The university has also decided, however, to end a widely criticized financial arrangement under which it had paid the professor with funds from the church.
The professor, Kenneth Howell, will be allowed to continue teaching religion during the fall semester, but his long-term status depends on the outcome of a faculty committee's investigation of whether the university's earlier decision to end his contract violated his academic freedom, Robin Kaler, a university spokeswoman, said Thursday.
Mr. Howell could not be reached Thursday for comment, and the church official designated as a spokesperson on the issue, Patricia M. Gibson, chancellor of the Catholic Diocese of Peoria, did not return calls.
The Alliance Defense Fund, a coalition of Christian lawyers that has represented Mr. Howell, issued a statement in which its senior counsel, David French, said, "We greatly appreciate the university's move to put Professor Howell back in the classroom, but we will be watching carefully to make sure that his academic freedom is protected throughout the university's ongoing process."
Mr. Howell, who has taught classes on Catholicism in the university's religion department since 2001, had been told in May that he would not be kept on this fall, and had blamed the loss of his job on a student's complaint about an e-mail he had sent to students describing how homosexual acts would be viewed under utilitarianism and natural-law theory. The complaining student had argued in an e-mail to the head of the religion department that Mr. Howell's assertions that homosexuality violated natural law amounted to hate speech.
Officials of the campus and the University of Illinois system were barraged with e-mails protesting the decision not to retain Mr. Howell, and subsequently asked the campus Faculty Senate's committee on academic freedom and tenure to conduct an investigation to ensure Mr. Howell's academic freedom had not been infringed.
Pay Came From Church Center
The controversy over Mr. Howell drew attention to an arrangement by which the university was paying him and other instructors of credit-bearing courses on Catholic studies with church funds transferred to the university by its church-supported St. John's Catholic Newman Center, which also selected the instructors.
In a letter on Wednesday to the Alliance Defense Fund, Steven A. Veazie, a university lawyer, said Mr. Howell is being asked to continue teaching there this fall, pending completion of the review by the faculty committee.

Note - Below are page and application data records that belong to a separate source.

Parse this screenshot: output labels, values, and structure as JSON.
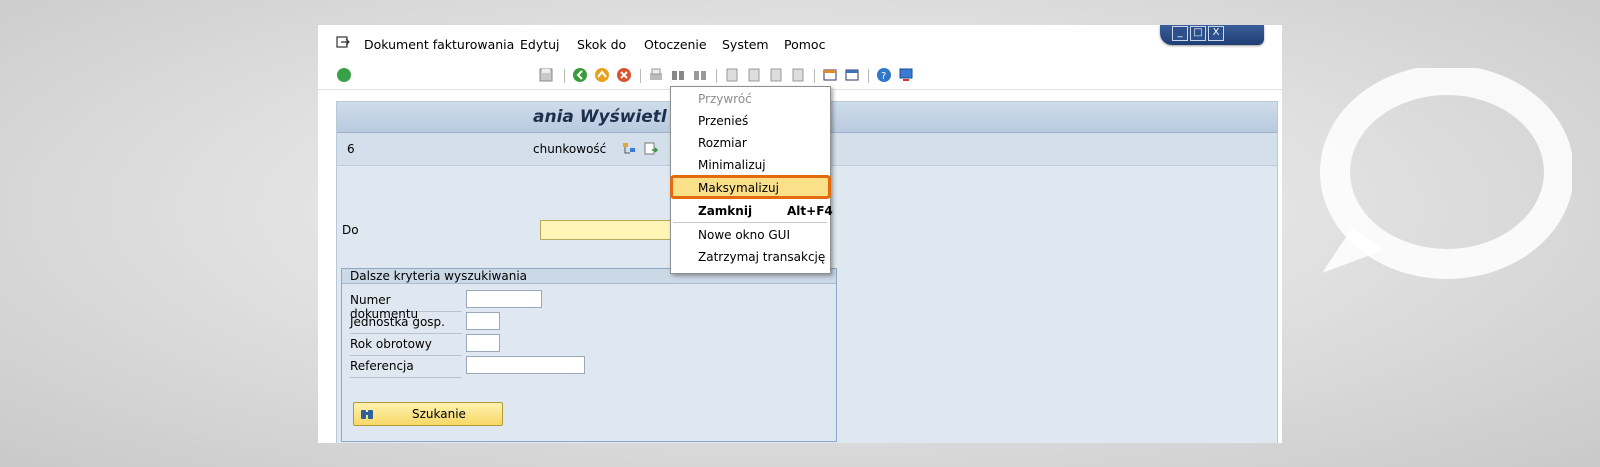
{
  "menubar": {
    "items": [
      {
        "label": "Dokument fakturowania"
      },
      {
        "label": "Edytuj"
      },
      {
        "label": "Skok do"
      },
      {
        "label": "Otoczenie"
      },
      {
        "label": "System"
      },
      {
        "label": "Pomoc"
      }
    ]
  },
  "window_controls": {
    "minimize": "_",
    "restore": "□",
    "close": "X"
  },
  "page": {
    "title": "Dokument fakturowania Wyświetl",
    "title_visible": "ania Wyświetl"
  },
  "apptoolbar": {
    "left_fragment": "6",
    "rachunkowosc_label": "chunkowość"
  },
  "main": {
    "document_label": "Do",
    "document_value": ""
  },
  "group": {
    "title": "Dalsze kryteria wyszukiwania",
    "rows": [
      {
        "label": "Numer dokumentu",
        "value": ""
      },
      {
        "label": "Jednostka gosp.",
        "value": ""
      },
      {
        "label": "Rok obrotowy",
        "value": ""
      },
      {
        "label": "Referencja",
        "value": ""
      }
    ],
    "search_button": "Szukanie"
  },
  "dropdown": {
    "items": [
      {
        "label": "Przywróć",
        "disabled": true
      },
      {
        "label": "Przenieś"
      },
      {
        "label": "Rozmiar"
      },
      {
        "label": "Minimalizuj"
      },
      {
        "label": "Maksymalizuj",
        "highlighted": true
      },
      {
        "label": "Zamknij",
        "shortcut": "Alt+F4"
      },
      {
        "label": "Nowe okno GUI"
      },
      {
        "label": "Zatrzymaj transakcję"
      }
    ]
  },
  "colors": {
    "highlight_border": "#e36b0e",
    "highlight_fill": "#fbe08a",
    "title_bg": "#c6d6e8"
  }
}
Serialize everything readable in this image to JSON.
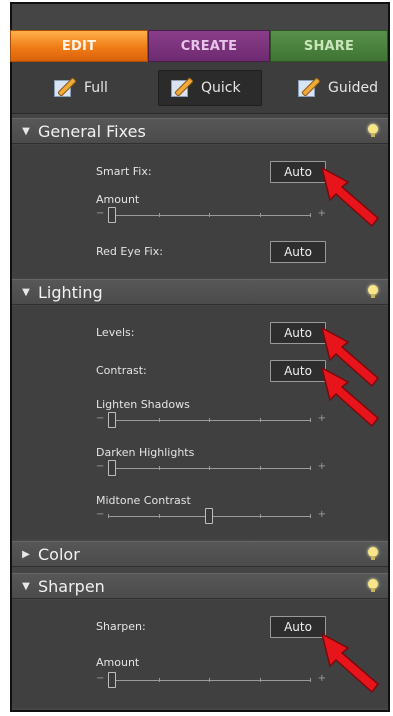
{
  "mode_tabs": [
    {
      "label": "EDIT"
    },
    {
      "label": "CREATE"
    },
    {
      "label": "SHARE"
    }
  ],
  "submodes": [
    {
      "label": "Full",
      "icon": "full-edit-icon"
    },
    {
      "label": "Quick",
      "icon": "quick-fix-icon"
    },
    {
      "label": "Guided",
      "icon": "guided-edit-icon"
    }
  ],
  "sections": {
    "general_fixes": {
      "title": "General Fixes",
      "smart_fix_label": "Smart Fix:",
      "smart_fix_button": "Auto",
      "amount_label": "Amount",
      "amount_value": 0.02,
      "red_eye_label": "Red Eye Fix:",
      "red_eye_button": "Auto"
    },
    "lighting": {
      "title": "Lighting",
      "levels_label": "Levels:",
      "levels_button": "Auto",
      "contrast_label": "Contrast:",
      "contrast_button": "Auto",
      "lighten_shadows_label": "Lighten Shadows",
      "lighten_shadows_value": 0.02,
      "darken_highlights_label": "Darken Highlights",
      "darken_highlights_value": 0.02,
      "midtone_contrast_label": "Midtone Contrast",
      "midtone_contrast_value": 0.5
    },
    "color": {
      "title": "Color"
    },
    "sharpen": {
      "title": "Sharpen",
      "sharpen_label": "Sharpen:",
      "sharpen_button": "Auto",
      "amount_label": "Amount",
      "amount_value": 0.02
    }
  },
  "slider_signs": {
    "minus": "−",
    "plus": "+"
  },
  "colors": {
    "edit_tab": "#f07c16",
    "create_tab": "#6e2b70",
    "share_tab": "#3f7434",
    "panel": "#404040",
    "annotation_arrow": "#e8141c"
  }
}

"Like any instructor for the university, Dr. Howell will be expected to provide instruction in a manner that adheres to and does not violate constitutional principles precluding the 'establishment of religion' in a university context," Mr. Veazie's letter said. He wrote that the university "is committed to upholding principles of academic freedom and the requirements of the First Amendment," and added, "Nothing in this letter is intended to express or imply that such principles have been violated by previous events."

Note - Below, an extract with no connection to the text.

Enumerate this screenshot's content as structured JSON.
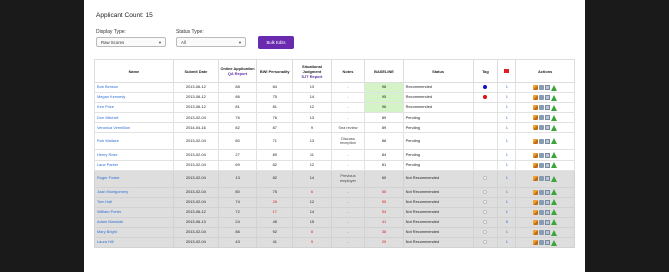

Under the university's employment offer to Mr. Howell for the fall semester, he would be paid $10,000 to teach Catholic thought. Like other adjuncts, he would continue to work on a semester-to-semester basis, university officials said.
A statement issued by the university said the decision to dissolve the financial arrangement through which he was paid with church-derived Newman Center funds was made at the recommendation of the Faculty Senate's committee on university policies.
"The university values its relationship with the Newman Center and plans to continue offering courses in Catholic studies," the statement said.